Repeat every entry exactly as given.
* * * * *
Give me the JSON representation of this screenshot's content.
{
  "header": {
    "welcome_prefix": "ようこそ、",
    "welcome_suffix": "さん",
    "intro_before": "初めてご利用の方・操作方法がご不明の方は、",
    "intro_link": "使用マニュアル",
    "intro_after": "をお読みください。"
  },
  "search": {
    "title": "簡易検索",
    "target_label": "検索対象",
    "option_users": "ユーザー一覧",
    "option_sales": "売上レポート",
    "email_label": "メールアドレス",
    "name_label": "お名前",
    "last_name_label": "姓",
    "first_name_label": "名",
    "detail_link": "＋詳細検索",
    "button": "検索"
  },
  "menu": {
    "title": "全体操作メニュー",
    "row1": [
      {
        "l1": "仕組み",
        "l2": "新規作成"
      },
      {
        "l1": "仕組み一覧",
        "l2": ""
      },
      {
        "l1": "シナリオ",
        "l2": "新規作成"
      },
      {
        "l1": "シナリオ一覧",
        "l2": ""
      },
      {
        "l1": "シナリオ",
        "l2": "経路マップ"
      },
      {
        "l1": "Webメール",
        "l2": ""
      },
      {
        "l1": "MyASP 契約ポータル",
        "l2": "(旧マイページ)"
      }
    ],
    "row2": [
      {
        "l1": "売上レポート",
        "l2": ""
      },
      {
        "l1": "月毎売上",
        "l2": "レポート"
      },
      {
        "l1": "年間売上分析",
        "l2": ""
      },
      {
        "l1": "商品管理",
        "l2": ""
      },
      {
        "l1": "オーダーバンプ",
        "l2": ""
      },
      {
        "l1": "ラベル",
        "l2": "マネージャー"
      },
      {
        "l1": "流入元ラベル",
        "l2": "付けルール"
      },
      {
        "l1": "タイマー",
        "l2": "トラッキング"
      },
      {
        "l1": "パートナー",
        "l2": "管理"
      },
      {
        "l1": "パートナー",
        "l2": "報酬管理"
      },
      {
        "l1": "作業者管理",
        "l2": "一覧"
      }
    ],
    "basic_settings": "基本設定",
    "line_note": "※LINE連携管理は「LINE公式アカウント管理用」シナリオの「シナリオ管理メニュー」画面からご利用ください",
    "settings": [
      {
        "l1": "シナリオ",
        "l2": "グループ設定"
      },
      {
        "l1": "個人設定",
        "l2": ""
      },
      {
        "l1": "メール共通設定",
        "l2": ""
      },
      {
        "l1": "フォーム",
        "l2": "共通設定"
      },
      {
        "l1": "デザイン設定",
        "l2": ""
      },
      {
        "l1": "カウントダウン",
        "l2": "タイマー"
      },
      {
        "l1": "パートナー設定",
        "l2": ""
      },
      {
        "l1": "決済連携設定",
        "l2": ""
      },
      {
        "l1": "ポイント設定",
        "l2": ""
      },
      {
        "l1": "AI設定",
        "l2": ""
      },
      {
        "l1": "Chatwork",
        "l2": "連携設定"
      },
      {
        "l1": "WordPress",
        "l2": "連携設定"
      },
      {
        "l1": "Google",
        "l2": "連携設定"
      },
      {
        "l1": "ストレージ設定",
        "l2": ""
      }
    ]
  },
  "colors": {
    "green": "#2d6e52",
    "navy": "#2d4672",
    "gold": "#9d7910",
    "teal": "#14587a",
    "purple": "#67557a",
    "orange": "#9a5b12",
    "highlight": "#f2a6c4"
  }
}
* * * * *
## TASK RESULT
Give me the JSON representation of this screenshot's content.
{
  "header": {
    "welcome_prefix": "ようこそ、",
    "welcome_suffix": "さん",
    "intro_before": "初めてご利用の方・操作方法がご不明の方は、",
    "intro_link": "使用マニュアル",
    "intro_after": "をお読みください。"
  },
  "search": {
    "title": "簡易検索",
    "target_label": "検索対象",
    "option_users": "ユーザー一覧",
    "option_sales": "売上レポート",
    "email_label": "メールアドレス",
    "name_label": "お名前",
    "last_name_label": "姓",
    "first_name_label": "名",
    "detail_link": "＋詳細検索",
    "button": "検索"
  },
  "menu": {
    "title": "全体操作メニュー",
    "row1": [
      {
        "l1": "仕組み",
        "l2": "新規作成"
      },
      {
        "l1": "仕組み一覧",
        "l2": ""
      },
      {
        "l1": "シナリオ",
        "l2": "新規作成"
      },
      {
        "l1": "シナリオ一覧",
        "l2": ""
      },
      {
        "l1": "シナリオ",
        "l2": "経路マップ"
      },
      {
        "l1": "Webメール",
        "l2": ""
      },
      {
        "l1": "MyASP 契約ポータル",
        "l2": "(旧マイページ)"
      }
    ],
    "row2": [
      {
        "l1": "売上レポート",
        "l2": ""
      },
      {
        "l1": "月毎売上",
        "l2": "レポート"
      },
      {
        "l1": "年間売上分析",
        "l2": ""
      },
      {
        "l1": "商品管理",
        "l2": ""
      },
      {
        "l1": "オーダーバンプ",
        "l2": ""
      },
      {
        "l1": "ラベル",
        "l2": "マネージャー"
      },
      {
        "l1": "流入元ラベル",
        "l2": "付けルール"
      },
      {
        "l1": "タイマー",
        "l2": "トラッキング"
      },
      {
        "l1": "パートナー",
        "l2": "管理"
      },
      {
        "l1": "パートナー",
        "l2": "報酬管理"
      },
      {
        "l1": "作業者管理",
        "l2": "一覧"
      }
    ],
    "basic_settings": "基本設定",
    "line_note": "※LINE連携管理は「LINE公式アカウント管理用」シナリオの「シナリオ管理メニュー」画面からご利用ください",
    "settings": [
      {
        "l1": "シナリオ",
        "l2": "グループ設定"
      },
      {
        "l1": "個人設定",
        "l2": ""
      },
      {
        "l1": "メール共通設定",
        "l2": ""
      },
      {
        "l1": "フォーム",
        "l2": "共通設定"
      },
      {
        "l1": "デザイン設定",
        "l2": ""
      },
      {
        "l1": "カウントダウン",
        "l2": "タイマー"
      },
      {
        "l1": "パートナー設定",
        "l2": ""
      },
      {
        "l1": "決済連携設定",
        "l2": ""
      },
      {
        "l1": "ポイント設定",
        "l2": ""
      },
      {
        "l1": "AI設定",
        "l2": ""
      },
      {
        "l1": "Chatwork",
        "l2": "連携設定"
      },
      {
        "l1": "WordPress",
        "l2": "連携設定"
      },
      {
        "l1": "Google",
        "l2": "連携設定"
      },
      {
        "l1": "ストレージ設定",
        "l2": ""
      }
    ]
  },
  "colors": {
    "green": "#2d6e52",
    "navy": "#2d4672",
    "gold": "#9d7910",
    "teal": "#14587a",
    "purple": "#67557a",
    "orange": "#9a5b12",
    "highlight": "#f2a6c4"
  }
}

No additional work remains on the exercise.